### Records for the task:
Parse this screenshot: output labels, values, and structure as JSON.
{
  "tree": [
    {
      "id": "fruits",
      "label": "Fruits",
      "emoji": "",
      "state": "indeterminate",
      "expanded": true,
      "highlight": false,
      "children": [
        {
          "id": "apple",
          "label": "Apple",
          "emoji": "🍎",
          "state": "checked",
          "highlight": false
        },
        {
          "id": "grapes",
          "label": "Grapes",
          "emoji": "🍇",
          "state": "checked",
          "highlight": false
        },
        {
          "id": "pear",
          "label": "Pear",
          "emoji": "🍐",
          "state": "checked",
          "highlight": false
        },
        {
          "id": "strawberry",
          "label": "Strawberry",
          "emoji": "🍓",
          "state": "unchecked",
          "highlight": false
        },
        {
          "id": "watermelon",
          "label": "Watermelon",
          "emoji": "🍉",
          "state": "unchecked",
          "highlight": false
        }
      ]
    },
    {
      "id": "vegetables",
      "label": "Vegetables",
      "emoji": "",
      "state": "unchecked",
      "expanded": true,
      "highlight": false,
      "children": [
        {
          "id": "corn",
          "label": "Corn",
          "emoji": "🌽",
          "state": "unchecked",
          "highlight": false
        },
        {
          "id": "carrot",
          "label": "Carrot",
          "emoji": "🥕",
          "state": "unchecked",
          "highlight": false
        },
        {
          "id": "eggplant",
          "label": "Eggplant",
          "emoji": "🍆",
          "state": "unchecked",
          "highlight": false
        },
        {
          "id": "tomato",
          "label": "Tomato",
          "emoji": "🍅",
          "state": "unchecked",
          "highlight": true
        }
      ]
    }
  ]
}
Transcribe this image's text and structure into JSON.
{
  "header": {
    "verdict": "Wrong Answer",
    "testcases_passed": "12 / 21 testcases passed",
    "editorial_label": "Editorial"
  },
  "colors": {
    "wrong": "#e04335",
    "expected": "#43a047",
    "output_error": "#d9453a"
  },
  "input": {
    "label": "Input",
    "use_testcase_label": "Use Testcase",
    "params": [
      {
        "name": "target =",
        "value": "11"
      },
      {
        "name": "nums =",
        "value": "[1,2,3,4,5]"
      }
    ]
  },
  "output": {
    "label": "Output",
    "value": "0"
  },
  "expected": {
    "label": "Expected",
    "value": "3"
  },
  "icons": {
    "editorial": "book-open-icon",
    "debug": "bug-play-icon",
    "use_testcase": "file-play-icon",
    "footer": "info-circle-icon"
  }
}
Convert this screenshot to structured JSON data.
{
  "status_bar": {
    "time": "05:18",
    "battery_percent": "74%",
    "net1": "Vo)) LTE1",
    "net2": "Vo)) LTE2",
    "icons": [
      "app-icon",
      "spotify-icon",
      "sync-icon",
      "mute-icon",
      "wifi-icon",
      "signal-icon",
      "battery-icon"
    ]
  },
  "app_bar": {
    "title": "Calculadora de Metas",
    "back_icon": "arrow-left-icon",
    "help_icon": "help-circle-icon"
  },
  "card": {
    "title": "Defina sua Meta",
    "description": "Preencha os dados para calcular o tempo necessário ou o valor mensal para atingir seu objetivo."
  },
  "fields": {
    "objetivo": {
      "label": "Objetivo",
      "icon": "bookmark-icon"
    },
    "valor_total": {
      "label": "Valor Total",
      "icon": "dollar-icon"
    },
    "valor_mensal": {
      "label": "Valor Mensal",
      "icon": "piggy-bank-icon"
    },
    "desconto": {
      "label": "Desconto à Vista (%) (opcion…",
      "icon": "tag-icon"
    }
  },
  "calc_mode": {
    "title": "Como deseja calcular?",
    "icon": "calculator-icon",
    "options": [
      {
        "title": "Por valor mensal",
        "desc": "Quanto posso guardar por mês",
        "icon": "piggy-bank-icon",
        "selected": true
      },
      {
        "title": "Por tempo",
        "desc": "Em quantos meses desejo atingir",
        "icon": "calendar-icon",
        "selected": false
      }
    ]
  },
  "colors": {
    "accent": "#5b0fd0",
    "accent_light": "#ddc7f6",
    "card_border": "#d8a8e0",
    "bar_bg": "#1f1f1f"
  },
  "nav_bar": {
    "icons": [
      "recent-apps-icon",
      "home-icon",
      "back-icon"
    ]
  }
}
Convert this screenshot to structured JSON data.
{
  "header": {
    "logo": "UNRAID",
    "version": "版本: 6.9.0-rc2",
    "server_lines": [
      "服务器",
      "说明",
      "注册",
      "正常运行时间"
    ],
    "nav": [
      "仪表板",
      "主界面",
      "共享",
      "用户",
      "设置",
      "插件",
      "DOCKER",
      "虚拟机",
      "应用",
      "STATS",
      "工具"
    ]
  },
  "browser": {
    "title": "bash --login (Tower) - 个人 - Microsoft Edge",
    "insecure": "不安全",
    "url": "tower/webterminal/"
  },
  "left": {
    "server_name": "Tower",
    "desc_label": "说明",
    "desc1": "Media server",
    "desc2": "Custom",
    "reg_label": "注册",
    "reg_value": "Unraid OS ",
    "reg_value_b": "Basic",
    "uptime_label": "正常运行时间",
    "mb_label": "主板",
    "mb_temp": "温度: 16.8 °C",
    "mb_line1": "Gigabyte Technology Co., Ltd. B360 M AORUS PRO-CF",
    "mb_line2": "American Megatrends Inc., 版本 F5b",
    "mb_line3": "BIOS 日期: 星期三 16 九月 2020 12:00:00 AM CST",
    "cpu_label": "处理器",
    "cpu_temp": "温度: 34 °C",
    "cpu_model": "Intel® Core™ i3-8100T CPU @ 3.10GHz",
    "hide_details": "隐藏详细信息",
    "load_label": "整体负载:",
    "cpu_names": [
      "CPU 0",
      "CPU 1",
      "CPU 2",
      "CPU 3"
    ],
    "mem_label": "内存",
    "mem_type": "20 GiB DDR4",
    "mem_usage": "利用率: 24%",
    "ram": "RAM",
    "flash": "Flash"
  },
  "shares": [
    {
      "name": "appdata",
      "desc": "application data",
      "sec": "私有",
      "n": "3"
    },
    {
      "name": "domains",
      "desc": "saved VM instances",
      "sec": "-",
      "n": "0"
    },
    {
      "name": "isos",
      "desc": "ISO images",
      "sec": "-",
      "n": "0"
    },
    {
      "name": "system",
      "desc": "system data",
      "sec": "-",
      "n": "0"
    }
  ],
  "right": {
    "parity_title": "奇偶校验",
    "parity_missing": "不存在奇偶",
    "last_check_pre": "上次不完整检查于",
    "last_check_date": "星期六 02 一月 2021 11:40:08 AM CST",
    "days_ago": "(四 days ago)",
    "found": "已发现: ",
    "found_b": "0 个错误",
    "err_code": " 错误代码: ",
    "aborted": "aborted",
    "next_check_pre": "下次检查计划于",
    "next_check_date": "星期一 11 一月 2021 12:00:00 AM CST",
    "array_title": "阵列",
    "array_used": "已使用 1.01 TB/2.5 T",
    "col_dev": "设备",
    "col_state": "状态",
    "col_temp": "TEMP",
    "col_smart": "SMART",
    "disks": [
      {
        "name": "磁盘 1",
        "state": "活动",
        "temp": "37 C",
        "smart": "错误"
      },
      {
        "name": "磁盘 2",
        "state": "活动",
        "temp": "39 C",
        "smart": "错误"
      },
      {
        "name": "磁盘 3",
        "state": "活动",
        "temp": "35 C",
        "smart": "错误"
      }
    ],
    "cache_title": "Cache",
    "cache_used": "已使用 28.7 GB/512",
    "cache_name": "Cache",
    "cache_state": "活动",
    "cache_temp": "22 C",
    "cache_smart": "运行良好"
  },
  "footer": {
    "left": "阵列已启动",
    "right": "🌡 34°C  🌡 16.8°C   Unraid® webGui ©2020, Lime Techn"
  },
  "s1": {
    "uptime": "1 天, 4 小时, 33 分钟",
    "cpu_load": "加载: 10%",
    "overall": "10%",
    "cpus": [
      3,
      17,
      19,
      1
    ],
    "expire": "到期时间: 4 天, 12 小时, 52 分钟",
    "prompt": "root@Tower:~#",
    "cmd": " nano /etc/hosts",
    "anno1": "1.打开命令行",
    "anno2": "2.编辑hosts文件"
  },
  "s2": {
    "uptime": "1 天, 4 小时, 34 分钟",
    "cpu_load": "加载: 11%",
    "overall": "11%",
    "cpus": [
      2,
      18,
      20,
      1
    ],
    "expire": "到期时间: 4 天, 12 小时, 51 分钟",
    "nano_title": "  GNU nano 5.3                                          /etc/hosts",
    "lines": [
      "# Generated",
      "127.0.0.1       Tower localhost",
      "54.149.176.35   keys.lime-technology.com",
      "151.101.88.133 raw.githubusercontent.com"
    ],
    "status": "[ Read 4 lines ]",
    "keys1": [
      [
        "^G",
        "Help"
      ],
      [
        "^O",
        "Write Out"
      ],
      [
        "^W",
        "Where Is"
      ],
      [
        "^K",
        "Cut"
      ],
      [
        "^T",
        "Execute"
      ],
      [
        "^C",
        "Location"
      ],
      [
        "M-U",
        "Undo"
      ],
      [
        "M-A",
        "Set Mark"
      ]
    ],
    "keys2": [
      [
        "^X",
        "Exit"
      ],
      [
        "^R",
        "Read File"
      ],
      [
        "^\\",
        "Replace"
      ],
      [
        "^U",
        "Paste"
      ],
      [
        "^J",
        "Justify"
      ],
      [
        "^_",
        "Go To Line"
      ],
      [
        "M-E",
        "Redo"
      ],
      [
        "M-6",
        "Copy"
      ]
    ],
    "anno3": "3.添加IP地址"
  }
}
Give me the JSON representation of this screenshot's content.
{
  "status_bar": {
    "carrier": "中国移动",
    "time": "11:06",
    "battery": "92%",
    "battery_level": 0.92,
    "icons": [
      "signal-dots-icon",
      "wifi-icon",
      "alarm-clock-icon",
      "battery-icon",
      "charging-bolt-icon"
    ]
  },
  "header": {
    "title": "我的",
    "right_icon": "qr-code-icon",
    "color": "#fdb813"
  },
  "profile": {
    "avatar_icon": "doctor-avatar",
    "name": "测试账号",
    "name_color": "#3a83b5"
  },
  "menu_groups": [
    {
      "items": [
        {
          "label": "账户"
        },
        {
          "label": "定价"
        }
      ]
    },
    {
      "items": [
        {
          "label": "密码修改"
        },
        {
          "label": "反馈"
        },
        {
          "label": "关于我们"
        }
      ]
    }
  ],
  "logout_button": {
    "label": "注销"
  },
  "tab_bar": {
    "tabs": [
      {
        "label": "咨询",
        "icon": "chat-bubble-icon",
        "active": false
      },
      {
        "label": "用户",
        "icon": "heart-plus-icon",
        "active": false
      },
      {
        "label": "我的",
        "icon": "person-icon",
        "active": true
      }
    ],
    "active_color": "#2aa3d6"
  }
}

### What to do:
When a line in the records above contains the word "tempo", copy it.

### Result of the exercise:
    "description": "Preencha os dados para calcular o tempo necessário ou o valor mensal para atingir seu objetivo."
        "title": "Por tempo",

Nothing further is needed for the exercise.